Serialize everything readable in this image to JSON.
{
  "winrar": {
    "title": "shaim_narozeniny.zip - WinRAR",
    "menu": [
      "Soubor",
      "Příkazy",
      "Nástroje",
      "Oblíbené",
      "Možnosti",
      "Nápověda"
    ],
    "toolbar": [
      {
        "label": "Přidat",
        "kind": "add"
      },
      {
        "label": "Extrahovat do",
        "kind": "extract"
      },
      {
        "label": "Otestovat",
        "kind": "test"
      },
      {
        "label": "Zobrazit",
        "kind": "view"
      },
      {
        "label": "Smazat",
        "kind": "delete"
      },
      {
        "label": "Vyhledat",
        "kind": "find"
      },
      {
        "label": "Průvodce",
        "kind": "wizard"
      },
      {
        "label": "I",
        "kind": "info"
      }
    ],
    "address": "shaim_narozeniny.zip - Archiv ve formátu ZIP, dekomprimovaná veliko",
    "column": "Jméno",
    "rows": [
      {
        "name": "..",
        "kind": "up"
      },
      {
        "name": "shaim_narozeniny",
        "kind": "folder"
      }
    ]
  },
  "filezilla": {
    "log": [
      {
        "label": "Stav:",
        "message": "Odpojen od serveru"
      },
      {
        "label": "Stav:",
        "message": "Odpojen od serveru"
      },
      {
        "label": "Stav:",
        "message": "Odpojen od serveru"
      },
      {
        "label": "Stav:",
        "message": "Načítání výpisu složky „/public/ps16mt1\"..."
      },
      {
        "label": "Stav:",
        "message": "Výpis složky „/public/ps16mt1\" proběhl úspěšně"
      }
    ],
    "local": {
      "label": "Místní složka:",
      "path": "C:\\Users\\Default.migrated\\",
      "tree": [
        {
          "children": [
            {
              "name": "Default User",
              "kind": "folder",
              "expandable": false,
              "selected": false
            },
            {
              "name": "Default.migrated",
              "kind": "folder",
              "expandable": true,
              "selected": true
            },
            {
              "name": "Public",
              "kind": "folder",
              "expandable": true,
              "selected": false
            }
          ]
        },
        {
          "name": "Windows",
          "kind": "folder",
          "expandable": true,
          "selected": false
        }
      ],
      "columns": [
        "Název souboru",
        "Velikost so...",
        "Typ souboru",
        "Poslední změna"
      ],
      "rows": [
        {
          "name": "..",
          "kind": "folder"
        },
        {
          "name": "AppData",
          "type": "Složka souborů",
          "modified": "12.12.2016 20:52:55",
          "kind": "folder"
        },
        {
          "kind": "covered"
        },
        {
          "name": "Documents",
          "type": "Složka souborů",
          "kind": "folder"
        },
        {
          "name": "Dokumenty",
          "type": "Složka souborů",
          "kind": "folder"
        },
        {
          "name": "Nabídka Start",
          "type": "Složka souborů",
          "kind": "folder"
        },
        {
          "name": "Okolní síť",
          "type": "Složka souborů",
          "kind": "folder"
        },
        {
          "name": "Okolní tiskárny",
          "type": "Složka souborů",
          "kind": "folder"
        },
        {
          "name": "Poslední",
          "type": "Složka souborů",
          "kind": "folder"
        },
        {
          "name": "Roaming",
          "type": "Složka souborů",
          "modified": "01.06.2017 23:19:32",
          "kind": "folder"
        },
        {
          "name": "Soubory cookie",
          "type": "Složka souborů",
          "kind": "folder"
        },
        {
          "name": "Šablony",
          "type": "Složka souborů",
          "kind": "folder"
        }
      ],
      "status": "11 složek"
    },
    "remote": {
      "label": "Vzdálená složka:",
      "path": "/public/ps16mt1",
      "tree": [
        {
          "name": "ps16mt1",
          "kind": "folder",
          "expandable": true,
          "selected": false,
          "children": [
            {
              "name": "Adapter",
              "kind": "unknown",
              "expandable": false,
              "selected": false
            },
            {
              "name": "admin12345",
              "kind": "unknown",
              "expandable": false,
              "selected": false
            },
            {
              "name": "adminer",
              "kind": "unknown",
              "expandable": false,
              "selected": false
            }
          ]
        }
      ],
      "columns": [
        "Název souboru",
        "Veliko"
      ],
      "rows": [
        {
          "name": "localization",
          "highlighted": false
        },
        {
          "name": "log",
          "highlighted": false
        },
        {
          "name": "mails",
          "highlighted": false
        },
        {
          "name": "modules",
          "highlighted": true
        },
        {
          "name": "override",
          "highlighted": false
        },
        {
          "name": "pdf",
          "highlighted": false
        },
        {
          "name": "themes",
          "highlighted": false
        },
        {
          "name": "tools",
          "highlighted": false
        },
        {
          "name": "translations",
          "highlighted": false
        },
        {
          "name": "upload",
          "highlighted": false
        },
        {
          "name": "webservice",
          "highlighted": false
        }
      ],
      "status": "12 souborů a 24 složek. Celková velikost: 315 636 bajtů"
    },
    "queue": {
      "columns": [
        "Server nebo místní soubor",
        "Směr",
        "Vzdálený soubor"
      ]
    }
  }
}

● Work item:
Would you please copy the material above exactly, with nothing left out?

● Written response:
Serialize everything readable in this image to JSON.
{
  "winrar": {
    "title": "shaim_narozeniny.zip - WinRAR",
    "menu": [
      "Soubor",
      "Příkazy",
      "Nástroje",
      "Oblíbené",
      "Možnosti",
      "Nápověda"
    ],
    "toolbar": [
      {
        "label": "Přidat",
        "kind": "add"
      },
      {
        "label": "Extrahovat do",
        "kind": "extract"
      },
      {
        "label": "Otestovat",
        "kind": "test"
      },
      {
        "label": "Zobrazit",
        "kind": "view"
      },
      {
        "label": "Smazat",
        "kind": "delete"
      },
      {
        "label": "Vyhledat",
        "kind": "find"
      },
      {
        "label": "Průvodce",
        "kind": "wizard"
      },
      {
        "label": "I",
        "kind": "info"
      }
    ],
    "address": "shaim_narozeniny.zip - Archiv ve formátu ZIP, dekomprimovaná veliko",
    "column": "Jméno",
    "rows": [
      {
        "name": "..",
        "kind": "up"
      },
      {
        "name": "shaim_narozeniny",
        "kind": "folder"
      }
    ]
  },
  "filezilla": {
    "log": [
      {
        "label": "Stav:",
        "message": "Odpojen od serveru"
      },
      {
        "label": "Stav:",
        "message": "Odpojen od serveru"
      },
      {
        "label": "Stav:",
        "message": "Odpojen od serveru"
      },
      {
        "label": "Stav:",
        "message": "Načítání výpisu složky „/public/ps16mt1\"..."
      },
      {
        "label": "Stav:",
        "message": "Výpis složky „/public/ps16mt1\" proběhl úspěšně"
      }
    ],
    "local": {
      "label": "Místní složka:",
      "path": "C:\\Users\\Default.migrated\\",
      "tree": [
        {
          "children": [
            {
              "name": "Default User",
              "kind": "folder",
              "expandable": false,
              "selected": false
            },
            {
              "name": "Default.migrated",
              "kind": "folder",
              "expandable": true,
              "selected": true
            },
            {
              "name": "Public",
              "kind": "folder",
              "expandable": true,
              "selected": false
            }
          ]
        },
        {
          "name": "Windows",
          "kind": "folder",
          "expandable": true,
          "selected": false
        }
      ],
      "columns": [
        "Název souboru",
        "Velikost so...",
        "Typ souboru",
        "Poslední změna"
      ],
      "rows": [
        {
          "name": "..",
          "kind": "folder"
        },
        {
          "name": "AppData",
          "type": "Složka souborů",
          "modified": "12.12.2016 20:52:55",
          "kind": "folder"
        },
        {
          "kind": "covered"
        },
        {
          "name": "Documents",
          "type": "Složka souborů",
          "kind": "folder"
        },
        {
          "name": "Dokumenty",
          "type": "Složka souborů",
          "kind": "folder"
        },
        {
          "name": "Nabídka Start",
          "type": "Složka souborů",
          "kind": "folder"
        },
        {
          "name": "Okolní síť",
          "type": "Složka souborů",
          "kind": "folder"
        },
        {
          "name": "Okolní tiskárny",
          "type": "Složka souborů",
          "kind": "folder"
        },
        {
          "name": "Poslední",
          "type": "Složka souborů",
          "kind": "folder"
        },
        {
          "name": "Roaming",
          "type": "Složka souborů",
          "modified": "01.06.2017 23:19:32",
          "kind": "folder"
        },
        {
          "name": "Soubory cookie",
          "type": "Složka souborů",
          "kind": "folder"
        },
        {
          "name": "Šablony",
          "type": "Složka souborů",
          "kind": "folder"
        }
      ],
      "status": "11 složek"
    },
    "remote": {
      "label": "Vzdálená složka:",
      "path": "/public/ps16mt1",
      "tree": [
        {
          "name": "ps16mt1",
          "kind": "folder",
          "expandable": true,
          "selected": false,
          "children": [
            {
              "name": "Adapter",
              "kind": "unknown",
              "expandable": false,
              "selected": false
            },
            {
              "name": "admin12345",
              "kind": "unknown",
              "expandable": false,
              "selected": false
            },
            {
              "name": "adminer",
              "kind": "unknown",
              "expandable": false,
              "selected": false
            }
          ]
        }
      ],
      "columns": [
        "Název souboru",
        "Veliko"
      ],
      "rows": [
        {
          "name": "localization",
          "highlighted": false
        },
        {
          "name": "log",
          "highlighted": false
        },
        {
          "name": "mails",
          "highlighted": false
        },
        {
          "name": "modules",
          "highlighted": true
        },
        {
          "name": "override",
          "highlighted": false
        },
        {
          "name": "pdf",
          "highlighted": false
        },
        {
          "name": "themes",
          "highlighted": false
        },
        {
          "name": "tools",
          "highlighted": false
        },
        {
          "name": "translations",
          "highlighted": false
        },
        {
          "name": "upload",
          "highlighted": false
        },
        {
          "name": "webservice",
          "highlighted": false
        }
      ],
      "status": "12 souborů a 24 složek. Celková velikost: 315 636 bajtů"
    },
    "queue": {
      "columns": [
        "Server nebo místní soubor",
        "Směr",
        "Vzdálený soubor"
      ]
    }
  }
}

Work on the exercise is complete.